Since the Ukraine crisis, NATO has been monitoring airspace over the Baltic states, which is regularly violated by Russia. In Ämari, Estonia, the British Air force is set to take over from Spain. Volker Witting reports.
Winter in Estonia was hard for Spanish Air Force Officer Francisco Elias Entrialgo. Back home at this time of year it's a sunny 25 degrees Celsius, which stands in stark contrast to conditions at the Estonian Ämari air base, where the buds on the trees are struggling to open in temperatures of around eight degrees.
In a hangar, Estonian and Spanish soldiers are working together to pack the last lot of boxes earmarked for transportation. "Mission accomplished", says Entrialgo with a smile. He, his 120 comrades and four Eurofighters belonging to the Spanish Air force are clearing out to make space for the Brits poised to take assume responsibility for air surveillance over the Baltic Sea.

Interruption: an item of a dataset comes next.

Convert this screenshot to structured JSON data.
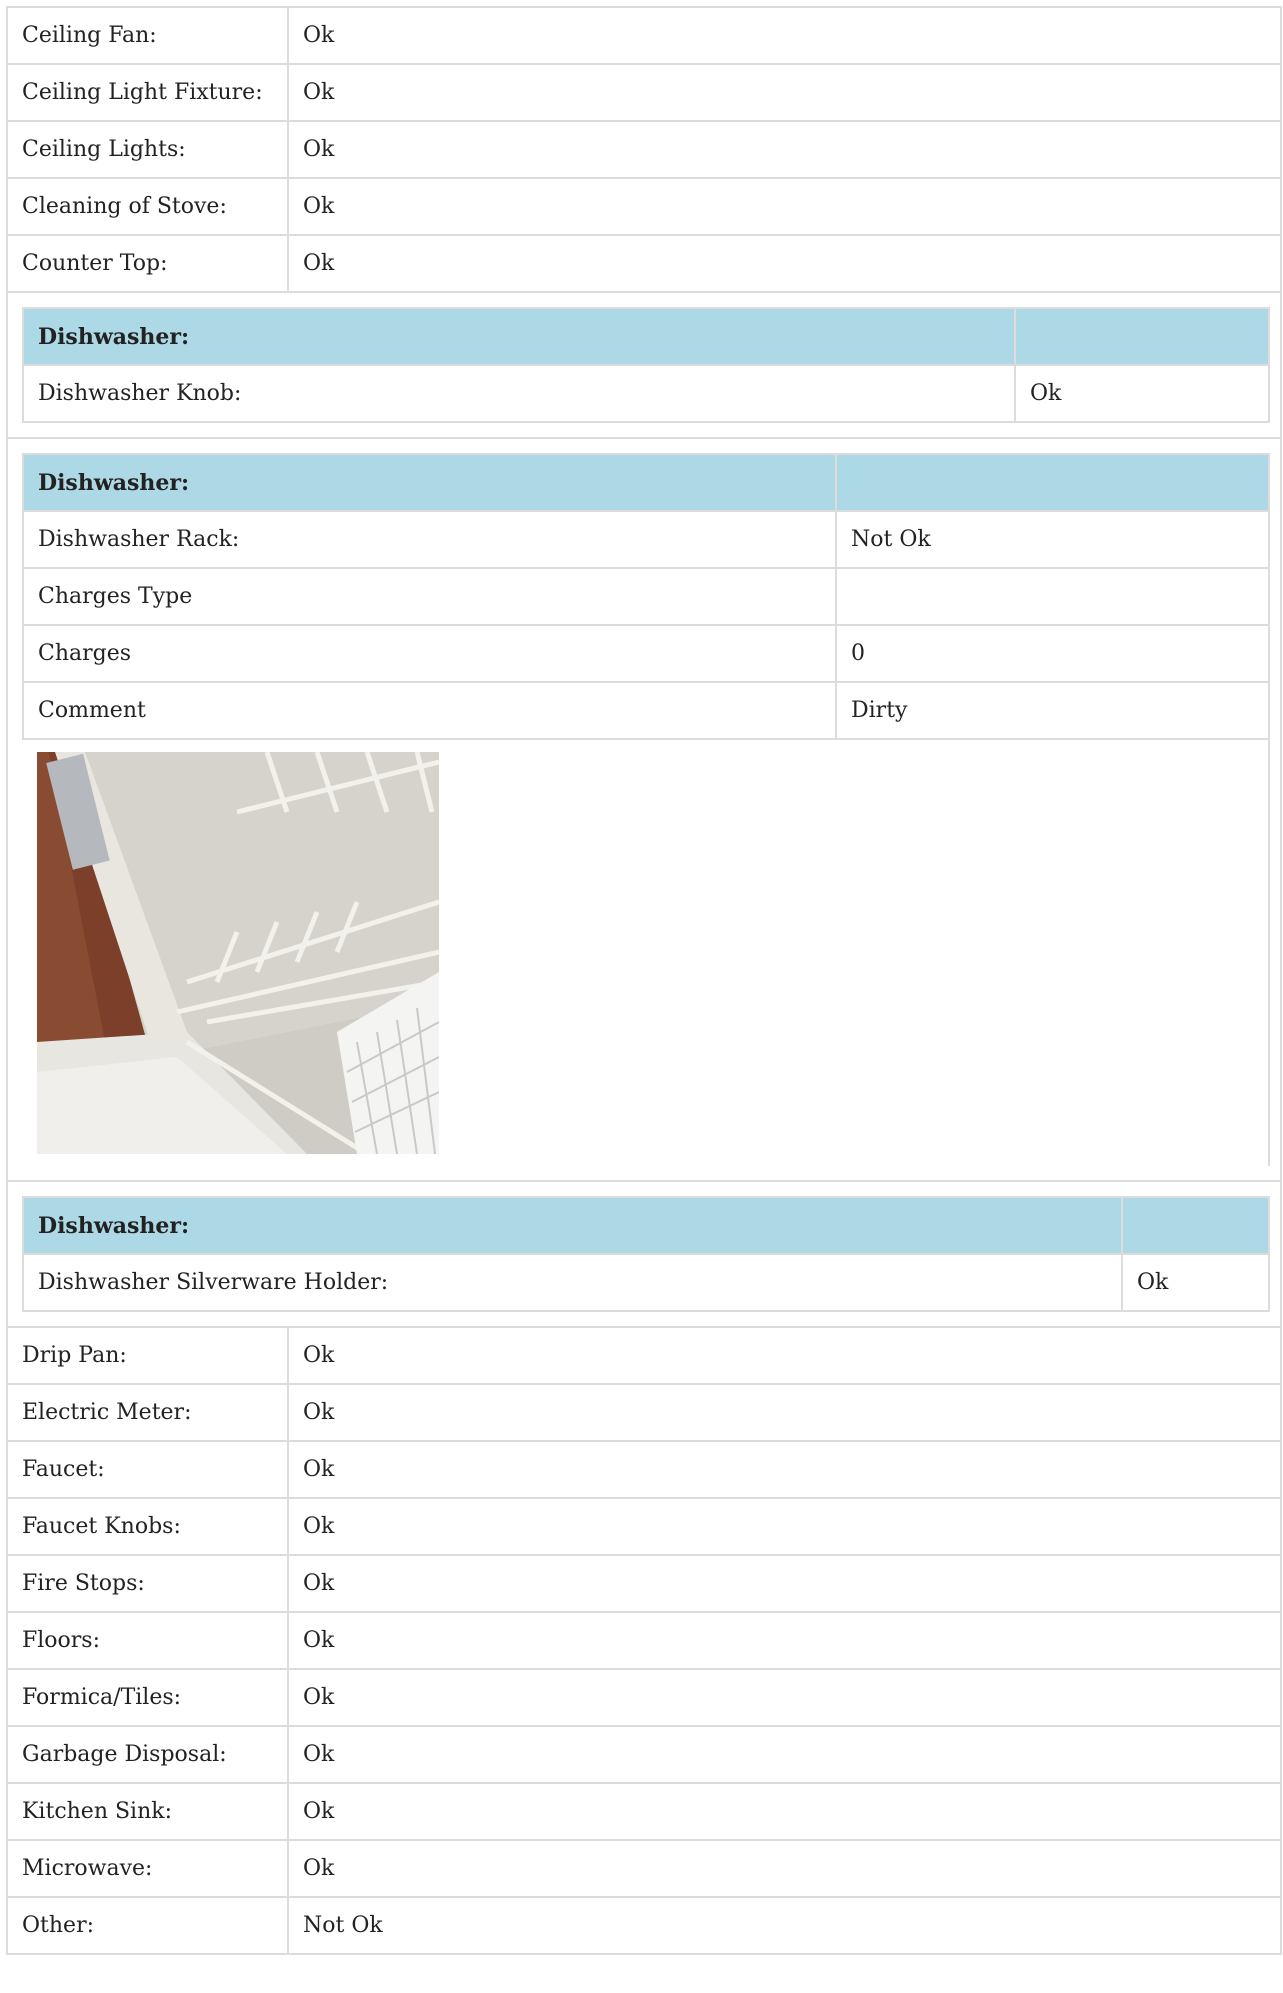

An advance party of British soldiers has already arrived and four Eurofighters are due in the coming days. It is all part of a NATO Air Policing mission that has so far also seen Danish and German pilots at the controls.
"It is our job to observer Russian aircraft that have not identified themselves correctly," deputy commander of the air base, Estonian Lieutenant Colonel Ülar Lohmus said. "Russian planes often don't have their tracking systems on or might not even be equipped with transponders." In those instances, NATO planes get as close as they can and take photos of them or if they are violating Estonian air space over the Gulf of Finland, push them back.
"Aggressive and unpredictable"
It has not happened as much recently as it did in the early days of the mission, which began in 2014. The mission is clearly working, yet Russian air force planes still intentionally provoke the NATO defense teams.
"Our pilots can even wave at the Russian pilots," Entrialgo said. There were ten such cases in the four months the Spanish squadron was there. The planes get within a couple of hundred meters of each other, which is a dangerous situation given that both the NATO aircraft and Russian jets are often armed.
Estonian Prime Minister Taavi Roivas describes his Russian neighbor's behavior as "aggressive and unpredictable." Speaking at a press conference, he said Estonians were "both grateful and proud to be taken seriously as NATO partners."
He added that NATO Air Policing in Estonia proves the alliance has not forgotten its outermost eastern members. "It feels good to be under the NATO umbrella in these times of crisis."
An air force in the making
The country's own air force is not yet one to be reckoned with. With some two percent of the GDP going on national defense, Estonia is ahead of the other Baltic states, but it is not enough for fighter jets and a well-oiled air force.
It provides its NATO allies with the air base. The hangars at Ämari accommodate a couple of Estonian training planes, helicopters, two Antonovs and even an ancient biplane. Having other members of the alliance stationed locally is a plus for the country's own troops.
"We have learned a lot from the NATO soldiers that have been here so far," Lohmus says in reference to the Danish, German and Spanish forces who have taken part in the mission to date.
"Cold week" in spring
It is quiet on the tower of the air base at the moment. Estonian pilots drink coffee and eat cake as they watch the airfield on their computers. It is a "cold week", in which other NATO quick reaction forces have taken over the armed surveillance mission. The skies over the Baltic have been monitored from Lithuania since 2004.
A Spanish jet has just landed, and reports back to the tower with the news of no major incidents. For Francisco Elias Entrialgo's troops and his Spanish comrades it was the last sortie from the Estonian base. On 5 May, their British counterparts will take over, until September, when German pilots return.
And all things being equal, even Entrialogo and his troops will be back. Maybe then they will get lucky with the weather.